The course was nearly 5 miles; the time 27 ¼ (which we could have lessened) & we were victorious by 65 seconds or something like 40 or 50 Boat’s lengths. Our crews were
For further particulars see Water Ledger. I may as well here remark that W.G. Green who was our Head of the Water as I had not time to attend to it was very unfavourably and it is generally thought unfairly rejected from the Racing Crew & his place supplied by Williams who if he was stronger was certainly deficient in style. Our training was strict & our condition extremely good this year, we had continued to improve ourselves for six weeks & before we actually received a Challenge.
Dr Williamson who behaved extremely well throughout, & was extremely generous towards us as far as he was concerned followed the Race this year together with many other Old Westminsters on Horseback, by the Towing Path & returned I am happy to say extraordinarily satisfied with the result of our efforts.
Thus ended the most complete victory of the Championship of the Universe as far as regards rowing in Schools that was ever obtained by our crew over another.
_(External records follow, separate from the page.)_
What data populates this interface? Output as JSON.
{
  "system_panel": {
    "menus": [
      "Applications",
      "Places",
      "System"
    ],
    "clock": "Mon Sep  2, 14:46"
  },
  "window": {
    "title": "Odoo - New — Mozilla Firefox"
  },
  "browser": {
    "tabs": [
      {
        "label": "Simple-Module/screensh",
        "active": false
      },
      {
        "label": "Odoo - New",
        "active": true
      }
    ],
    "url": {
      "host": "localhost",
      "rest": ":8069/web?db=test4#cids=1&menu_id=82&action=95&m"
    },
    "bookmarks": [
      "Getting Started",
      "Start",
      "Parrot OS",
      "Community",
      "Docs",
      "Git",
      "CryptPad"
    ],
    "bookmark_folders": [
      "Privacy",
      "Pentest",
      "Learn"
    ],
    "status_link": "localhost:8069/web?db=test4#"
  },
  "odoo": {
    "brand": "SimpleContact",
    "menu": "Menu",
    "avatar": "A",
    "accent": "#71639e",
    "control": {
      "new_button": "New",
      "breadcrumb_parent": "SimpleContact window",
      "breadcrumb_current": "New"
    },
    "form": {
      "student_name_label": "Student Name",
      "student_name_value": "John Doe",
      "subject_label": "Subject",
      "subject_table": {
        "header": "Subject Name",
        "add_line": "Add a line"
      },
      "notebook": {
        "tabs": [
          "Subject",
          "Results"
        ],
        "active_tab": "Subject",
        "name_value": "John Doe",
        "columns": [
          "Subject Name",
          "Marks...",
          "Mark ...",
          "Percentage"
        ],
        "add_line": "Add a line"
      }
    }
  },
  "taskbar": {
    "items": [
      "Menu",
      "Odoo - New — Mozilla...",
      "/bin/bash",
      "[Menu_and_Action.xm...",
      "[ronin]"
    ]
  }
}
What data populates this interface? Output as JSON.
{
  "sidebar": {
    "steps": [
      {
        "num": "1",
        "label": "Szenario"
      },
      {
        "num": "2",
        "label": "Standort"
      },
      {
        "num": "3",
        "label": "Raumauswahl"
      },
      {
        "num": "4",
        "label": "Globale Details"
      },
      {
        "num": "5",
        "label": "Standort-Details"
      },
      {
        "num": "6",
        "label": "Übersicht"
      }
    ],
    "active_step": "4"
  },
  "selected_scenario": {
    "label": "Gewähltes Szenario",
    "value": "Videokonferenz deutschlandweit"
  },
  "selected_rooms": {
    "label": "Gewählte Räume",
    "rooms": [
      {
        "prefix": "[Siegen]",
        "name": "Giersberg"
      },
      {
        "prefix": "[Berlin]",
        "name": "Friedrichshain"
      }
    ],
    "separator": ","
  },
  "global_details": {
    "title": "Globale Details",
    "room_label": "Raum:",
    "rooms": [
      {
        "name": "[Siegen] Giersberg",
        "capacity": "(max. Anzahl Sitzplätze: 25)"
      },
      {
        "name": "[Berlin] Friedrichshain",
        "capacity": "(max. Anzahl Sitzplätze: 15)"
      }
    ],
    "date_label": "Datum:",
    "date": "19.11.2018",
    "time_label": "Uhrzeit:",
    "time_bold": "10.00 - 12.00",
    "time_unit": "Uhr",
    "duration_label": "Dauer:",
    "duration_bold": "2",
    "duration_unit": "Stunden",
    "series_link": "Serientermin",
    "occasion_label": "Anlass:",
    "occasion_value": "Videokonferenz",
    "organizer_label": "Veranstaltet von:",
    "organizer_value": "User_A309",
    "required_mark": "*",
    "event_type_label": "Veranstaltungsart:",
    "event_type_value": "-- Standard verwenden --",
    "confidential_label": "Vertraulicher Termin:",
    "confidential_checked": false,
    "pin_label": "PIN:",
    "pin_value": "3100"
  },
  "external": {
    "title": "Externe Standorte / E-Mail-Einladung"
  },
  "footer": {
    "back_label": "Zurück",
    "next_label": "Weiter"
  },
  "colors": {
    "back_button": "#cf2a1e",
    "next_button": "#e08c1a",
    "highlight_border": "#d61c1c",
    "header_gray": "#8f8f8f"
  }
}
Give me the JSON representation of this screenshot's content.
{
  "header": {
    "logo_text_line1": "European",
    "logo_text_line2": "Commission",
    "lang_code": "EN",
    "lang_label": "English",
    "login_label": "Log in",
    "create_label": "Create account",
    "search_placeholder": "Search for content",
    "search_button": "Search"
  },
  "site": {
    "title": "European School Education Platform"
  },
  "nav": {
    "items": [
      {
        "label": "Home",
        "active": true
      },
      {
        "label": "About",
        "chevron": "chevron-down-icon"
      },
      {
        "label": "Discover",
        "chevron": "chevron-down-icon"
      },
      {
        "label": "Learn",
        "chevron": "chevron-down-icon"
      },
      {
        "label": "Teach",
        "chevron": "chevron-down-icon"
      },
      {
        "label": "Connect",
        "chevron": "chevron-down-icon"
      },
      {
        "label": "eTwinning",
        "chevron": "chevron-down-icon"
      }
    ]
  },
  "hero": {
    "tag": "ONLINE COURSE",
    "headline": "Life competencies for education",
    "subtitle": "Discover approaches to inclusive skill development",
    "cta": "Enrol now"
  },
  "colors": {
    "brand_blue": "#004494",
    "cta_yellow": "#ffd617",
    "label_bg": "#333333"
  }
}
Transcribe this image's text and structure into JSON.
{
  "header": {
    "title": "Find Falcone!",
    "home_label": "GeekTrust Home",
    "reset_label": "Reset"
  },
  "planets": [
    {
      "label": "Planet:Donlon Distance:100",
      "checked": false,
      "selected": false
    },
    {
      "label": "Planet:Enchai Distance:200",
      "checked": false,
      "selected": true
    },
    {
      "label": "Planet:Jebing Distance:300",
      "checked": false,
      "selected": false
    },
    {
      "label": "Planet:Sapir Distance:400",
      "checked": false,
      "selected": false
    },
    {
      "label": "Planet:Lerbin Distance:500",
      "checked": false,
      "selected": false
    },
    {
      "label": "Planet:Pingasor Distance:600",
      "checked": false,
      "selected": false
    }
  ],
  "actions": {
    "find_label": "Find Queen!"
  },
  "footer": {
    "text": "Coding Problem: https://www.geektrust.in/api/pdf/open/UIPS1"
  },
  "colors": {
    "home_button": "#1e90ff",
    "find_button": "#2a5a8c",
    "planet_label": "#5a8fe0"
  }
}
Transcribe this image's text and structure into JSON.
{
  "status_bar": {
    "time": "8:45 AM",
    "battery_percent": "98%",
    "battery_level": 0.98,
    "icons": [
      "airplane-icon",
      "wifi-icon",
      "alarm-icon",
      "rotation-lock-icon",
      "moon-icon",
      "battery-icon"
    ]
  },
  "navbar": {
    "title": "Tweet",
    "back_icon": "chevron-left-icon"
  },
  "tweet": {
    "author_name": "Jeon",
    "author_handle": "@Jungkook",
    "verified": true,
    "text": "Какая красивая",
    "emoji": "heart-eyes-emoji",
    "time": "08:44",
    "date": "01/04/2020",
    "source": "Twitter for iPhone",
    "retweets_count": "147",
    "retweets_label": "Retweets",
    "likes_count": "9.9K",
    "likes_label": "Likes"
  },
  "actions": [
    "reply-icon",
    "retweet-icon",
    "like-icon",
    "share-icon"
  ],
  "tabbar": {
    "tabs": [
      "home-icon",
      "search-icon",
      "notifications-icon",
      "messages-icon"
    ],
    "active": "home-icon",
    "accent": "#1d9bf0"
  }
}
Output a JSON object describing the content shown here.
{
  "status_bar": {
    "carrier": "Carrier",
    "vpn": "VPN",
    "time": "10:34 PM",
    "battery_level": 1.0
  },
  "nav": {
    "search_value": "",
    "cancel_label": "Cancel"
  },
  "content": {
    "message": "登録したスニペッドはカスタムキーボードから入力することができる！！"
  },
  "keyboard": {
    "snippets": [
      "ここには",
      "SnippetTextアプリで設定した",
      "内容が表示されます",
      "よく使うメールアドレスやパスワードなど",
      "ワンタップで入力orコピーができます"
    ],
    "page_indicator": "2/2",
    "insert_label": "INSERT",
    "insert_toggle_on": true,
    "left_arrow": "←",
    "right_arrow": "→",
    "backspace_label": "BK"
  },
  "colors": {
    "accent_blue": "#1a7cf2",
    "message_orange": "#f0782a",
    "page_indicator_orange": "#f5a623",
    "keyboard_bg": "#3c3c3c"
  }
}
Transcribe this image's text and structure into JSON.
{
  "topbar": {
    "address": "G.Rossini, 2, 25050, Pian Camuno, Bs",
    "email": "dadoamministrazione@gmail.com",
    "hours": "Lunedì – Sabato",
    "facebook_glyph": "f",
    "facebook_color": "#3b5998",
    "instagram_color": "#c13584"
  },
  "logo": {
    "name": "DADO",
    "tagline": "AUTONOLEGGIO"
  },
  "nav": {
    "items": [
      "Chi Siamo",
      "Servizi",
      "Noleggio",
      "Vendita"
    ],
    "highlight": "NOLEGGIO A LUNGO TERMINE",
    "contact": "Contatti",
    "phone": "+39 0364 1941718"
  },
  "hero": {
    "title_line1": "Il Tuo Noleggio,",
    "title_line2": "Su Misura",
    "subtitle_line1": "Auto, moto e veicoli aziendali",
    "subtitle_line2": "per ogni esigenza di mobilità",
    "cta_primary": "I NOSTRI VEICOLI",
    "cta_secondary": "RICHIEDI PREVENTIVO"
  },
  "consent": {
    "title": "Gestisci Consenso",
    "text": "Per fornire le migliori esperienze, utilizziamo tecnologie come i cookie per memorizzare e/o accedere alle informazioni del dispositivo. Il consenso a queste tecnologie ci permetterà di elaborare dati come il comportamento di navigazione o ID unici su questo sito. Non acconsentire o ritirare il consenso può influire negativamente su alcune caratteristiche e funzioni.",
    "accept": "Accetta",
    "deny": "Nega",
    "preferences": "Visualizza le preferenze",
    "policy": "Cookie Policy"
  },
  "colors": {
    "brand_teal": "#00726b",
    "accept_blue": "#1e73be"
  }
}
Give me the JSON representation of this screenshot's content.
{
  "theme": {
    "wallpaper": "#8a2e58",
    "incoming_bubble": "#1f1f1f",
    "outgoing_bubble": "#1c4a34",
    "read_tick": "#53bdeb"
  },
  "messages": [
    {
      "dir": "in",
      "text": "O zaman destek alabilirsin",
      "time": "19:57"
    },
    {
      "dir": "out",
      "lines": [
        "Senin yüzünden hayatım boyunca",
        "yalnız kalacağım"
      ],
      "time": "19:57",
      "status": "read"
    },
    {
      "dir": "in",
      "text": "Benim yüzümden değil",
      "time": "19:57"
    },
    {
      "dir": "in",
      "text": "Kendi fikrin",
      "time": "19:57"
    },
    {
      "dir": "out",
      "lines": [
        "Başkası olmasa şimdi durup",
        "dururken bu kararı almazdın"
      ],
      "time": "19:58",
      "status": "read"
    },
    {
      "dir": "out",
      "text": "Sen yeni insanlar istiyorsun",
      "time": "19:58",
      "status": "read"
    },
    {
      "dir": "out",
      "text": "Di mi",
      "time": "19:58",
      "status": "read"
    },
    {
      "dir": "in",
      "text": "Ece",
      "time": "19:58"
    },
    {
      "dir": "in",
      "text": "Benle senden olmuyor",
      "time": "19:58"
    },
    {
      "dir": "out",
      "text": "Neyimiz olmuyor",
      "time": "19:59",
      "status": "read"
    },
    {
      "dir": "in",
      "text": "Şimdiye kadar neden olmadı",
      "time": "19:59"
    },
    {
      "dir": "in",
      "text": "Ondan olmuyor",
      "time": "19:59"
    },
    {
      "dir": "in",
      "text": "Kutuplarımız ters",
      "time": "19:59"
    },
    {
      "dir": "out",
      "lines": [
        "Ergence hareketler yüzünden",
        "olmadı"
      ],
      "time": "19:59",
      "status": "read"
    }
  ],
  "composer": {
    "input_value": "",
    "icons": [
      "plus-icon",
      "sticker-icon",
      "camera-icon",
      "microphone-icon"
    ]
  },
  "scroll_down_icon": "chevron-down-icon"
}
And I think I may, from personal experience, add, one of the least distressing spurts we ever had during the whole course of training. The betting before we started was 5 to 1 having risen from even wagers.
Joseph Preston Prin. Opp.